→ WHAT YOU ARE ASKED TO DO: From the records that follow, copy every line that contains the word "this".

Data about app and page elements:
━━━━━━━━━━━━━━━━━━━━━━━━━━━━━━

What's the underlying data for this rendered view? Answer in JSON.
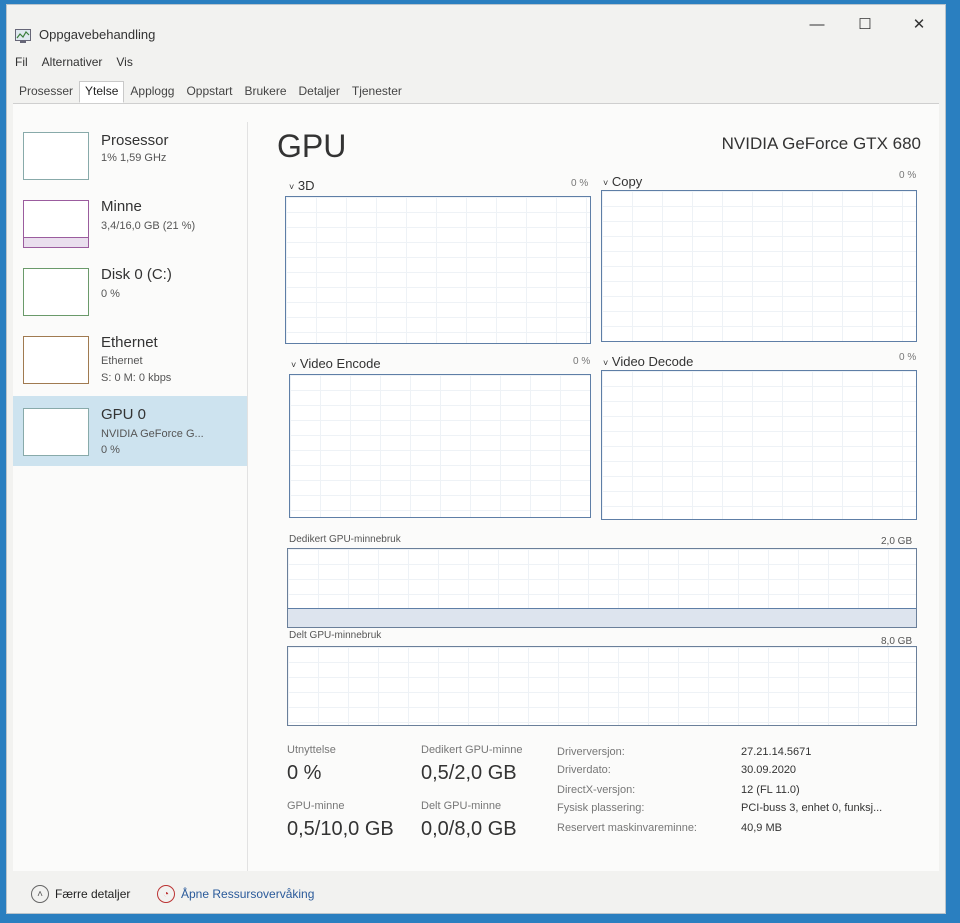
{
  "window": {
    "title": "Oppgavebehandling",
    "minimize": "—",
    "maximize": "☐",
    "close": "✕"
  },
  "menu": [
    "Fil",
    "Alternativer",
    "Vis"
  ],
  "tabs": [
    "Prosesser",
    "Ytelse",
    "Applogg",
    "Oppstart",
    "Brukere",
    "Detaljer",
    "Tjenester"
  ],
  "sidebar": {
    "items": [
      {
        "title": "Prosessor",
        "sub1": "1% 1,59 GHz",
        "sub2": ""
      },
      {
        "title": "Minne",
        "sub1": "3,4/16,0 GB (21 %)",
        "sub2": ""
      },
      {
        "title": "Disk 0 (C:)",
        "sub1": "0 %",
        "sub2": ""
      },
      {
        "title": "Ethernet",
        "sub1": "Ethernet",
        "sub2": "S: 0 M: 0 kbps"
      },
      {
        "title": "GPU 0",
        "sub1": "NVIDIA GeForce G...",
        "sub2": "0 %"
      }
    ]
  },
  "main": {
    "title": "GPU",
    "gpu_name": "NVIDIA GeForce GTX 680",
    "engines": [
      {
        "label": "3D",
        "pct": "0 %"
      },
      {
        "label": "Copy",
        "pct": "0 %"
      },
      {
        "label": "Video Encode",
        "pct": "0 %"
      },
      {
        "label": "Video Decode",
        "pct": "0 %"
      }
    ],
    "dedicated_mem": {
      "label": "Dedikert GPU-minnebruk",
      "max": "2,0 GB"
    },
    "shared_mem": {
      "label": "Delt GPU-minnebruk",
      "max": "8,0 GB"
    },
    "stats": {
      "util_label": "Utnyttelse",
      "util_value": "0 %",
      "ded_label": "Dedikert GPU-minne",
      "ded_value": "0,5/2,0 GB",
      "gpumem_label": "GPU-minne",
      "gpumem_value": "0,5/10,0 GB",
      "shared_label": "Delt GPU-minne",
      "shared_value": "0,0/8,0 GB"
    },
    "info": [
      {
        "label": "Driverversjon:",
        "value": "27.21.14.5671"
      },
      {
        "label": "Driverdato:",
        "value": "30.09.2020"
      },
      {
        "label": "DirectX-versjon:",
        "value": "12 (FL 11.0)"
      },
      {
        "label": "Fysisk plassering:",
        "value": "PCI-buss 3, enhet 0, funksj..."
      },
      {
        "label": "Reservert maskinvareminne:",
        "value": "40,9 MB"
      }
    ]
  },
  "footer": {
    "fewer_details": "Færre detaljer",
    "open_monitor": "Åpne Ressursovervåking"
  },
  "icons": {
    "expand": "chevron-down-icon",
    "fewer": "chevron-up-icon",
    "monitor": "resource-monitor-icon"
  },
  "colors": {
    "selected_bg": "#cde3ef",
    "graph_border": "#5e7ea6",
    "memory_line": "#9b5c9e"
  }
}
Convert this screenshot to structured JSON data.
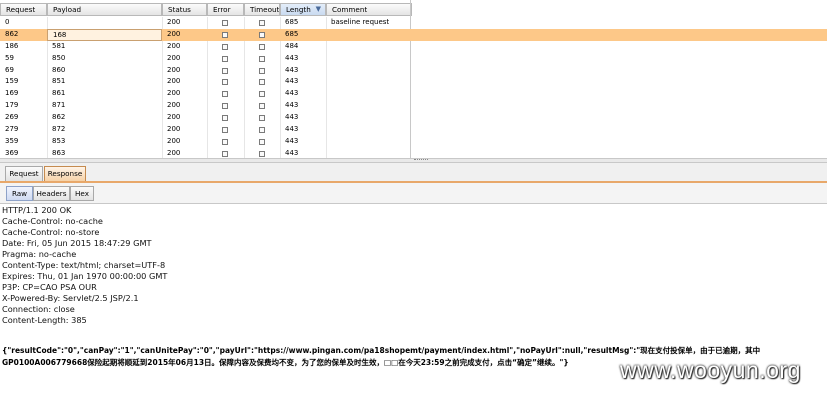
{
  "table": {
    "columns": [
      "Request",
      "Payload",
      "Status",
      "Error",
      "Timeout",
      "Length",
      "Comment"
    ],
    "sorted_column": "Length",
    "rows": [
      {
        "request": "0",
        "payload": "",
        "status": "200",
        "length": "685",
        "comment": "baseline request",
        "selected": false
      },
      {
        "request": "862",
        "payload": "168",
        "status": "200",
        "length": "685",
        "comment": "",
        "selected": true
      },
      {
        "request": "186",
        "payload": "581",
        "status": "200",
        "length": "484",
        "comment": "",
        "selected": false
      },
      {
        "request": "59",
        "payload": "850",
        "status": "200",
        "length": "443",
        "comment": "",
        "selected": false
      },
      {
        "request": "69",
        "payload": "860",
        "status": "200",
        "length": "443",
        "comment": "",
        "selected": false
      },
      {
        "request": "159",
        "payload": "851",
        "status": "200",
        "length": "443",
        "comment": "",
        "selected": false
      },
      {
        "request": "169",
        "payload": "861",
        "status": "200",
        "length": "443",
        "comment": "",
        "selected": false
      },
      {
        "request": "179",
        "payload": "871",
        "status": "200",
        "length": "443",
        "comment": "",
        "selected": false
      },
      {
        "request": "269",
        "payload": "862",
        "status": "200",
        "length": "443",
        "comment": "",
        "selected": false
      },
      {
        "request": "279",
        "payload": "872",
        "status": "200",
        "length": "443",
        "comment": "",
        "selected": false
      },
      {
        "request": "359",
        "payload": "853",
        "status": "200",
        "length": "443",
        "comment": "",
        "selected": false
      },
      {
        "request": "369",
        "payload": "863",
        "status": "200",
        "length": "443",
        "comment": "",
        "selected": false
      }
    ]
  },
  "tabs": {
    "main": [
      {
        "label": "Request",
        "active": false
      },
      {
        "label": "Response",
        "active": true
      }
    ],
    "view": [
      {
        "label": "Raw",
        "active": true
      },
      {
        "label": "Headers",
        "active": false
      },
      {
        "label": "Hex",
        "active": false
      }
    ]
  },
  "response": {
    "headers": [
      "HTTP/1.1 200 OK",
      "Cache-Control: no-cache",
      "Cache-Control: no-store",
      "Date: Fri, 05 Jun 2015 18:47:29 GMT",
      "Pragma: no-cache",
      "Content-Type: text/html; charset=UTF-8",
      "Expires: Thu, 01 Jan 1970 00:00:00 GMT",
      "P3P: CP=CAO PSA OUR",
      "X-Powered-By: Servlet/2.5 JSP/2.1",
      "Connection: close",
      "Content-Length: 385"
    ],
    "body_line1": "{\"resultCode\":\"0\",\"canPay\":\"1\",\"canUnitePay\":\"0\",\"payUrl\":\"https://www.pingan.com/pa18shopemt/payment/index.html\",\"noPayUrl\":null,\"resultMsg\":\"现在支付投保单，由于已逾期，其中",
    "body_line2": "GP0100A006779668保险起期将顺延到2015年06月13日。保障内容及保费均不变，为了您的保单及时生效，□□在今天23:59之前完成支付，点击“确定”继续。\"}"
  },
  "watermark": "www.wooyun.org",
  "colors": {
    "selected_row": "#fdc888",
    "active_tab": "#f6d2a8",
    "sorted_header": "#c9daf0"
  }
}
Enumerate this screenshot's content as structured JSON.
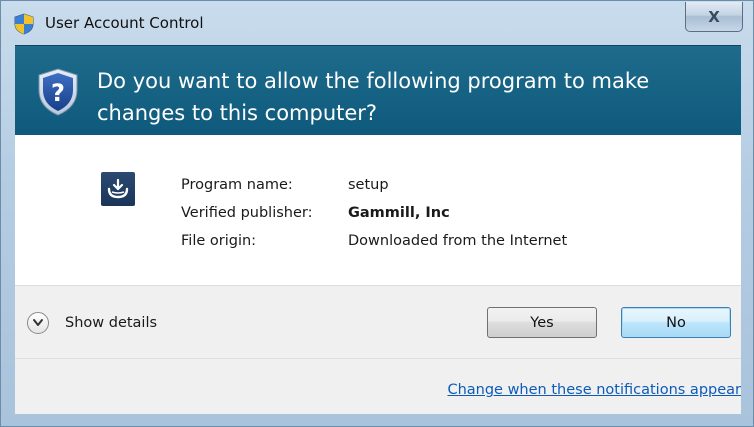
{
  "window": {
    "title": "User Account Control",
    "close_label": "X"
  },
  "header": {
    "question": "Do you want to allow the following program to make changes to this computer?"
  },
  "program": {
    "rows": [
      {
        "label": "Program name:",
        "value": "setup",
        "bold": false
      },
      {
        "label": "Verified publisher:",
        "value": "Gammill, Inc",
        "bold": true
      },
      {
        "label": "File origin:",
        "value": "Downloaded from the Internet",
        "bold": false
      }
    ]
  },
  "footer": {
    "details_label": "Show details",
    "yes_label": "Yes",
    "no_label": "No",
    "notifications_link": "Change when these notifications appear"
  },
  "colors": {
    "header_band": "#0f5a7c",
    "link": "#0d5bb8",
    "no_button_border": "#3c7fb1"
  },
  "icons": {
    "title": "uac-shield-icon",
    "header": "question-shield-icon",
    "program": "setup-program-icon",
    "details": "chevron-down-icon"
  }
}
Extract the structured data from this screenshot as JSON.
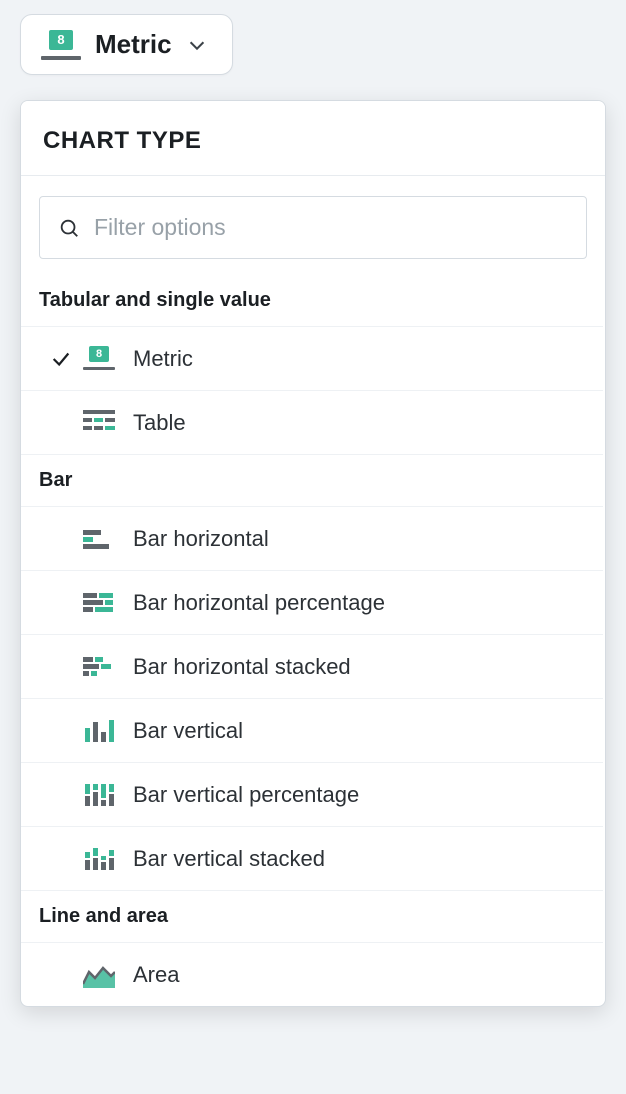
{
  "trigger": {
    "badge_text": "8",
    "label": "Metric"
  },
  "panel": {
    "title": "CHART TYPE",
    "search_placeholder": "Filter options"
  },
  "groups": {
    "tabular": {
      "header": "Tabular and single value",
      "metric": "Metric",
      "metric_badge": "8",
      "table": "Table"
    },
    "bar": {
      "header": "Bar",
      "h": "Bar horizontal",
      "hp": "Bar horizontal percentage",
      "hs": "Bar horizontal stacked",
      "v": "Bar vertical",
      "vp": "Bar vertical percentage",
      "vs": "Bar vertical stacked"
    },
    "line": {
      "header": "Line and area",
      "area": "Area"
    }
  }
}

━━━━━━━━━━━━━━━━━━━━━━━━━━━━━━

→ SOLVED PROBLEM:
What's the underlying data for this rendered view? Answer in JSON.
Convert this screenshot to structured JSON data.
Enumerate this screenshot's content as structured JSON.
    "question": "Do you want to allow the following program to make changes to this computer?"
Extract the structured data from this screenshot as JSON.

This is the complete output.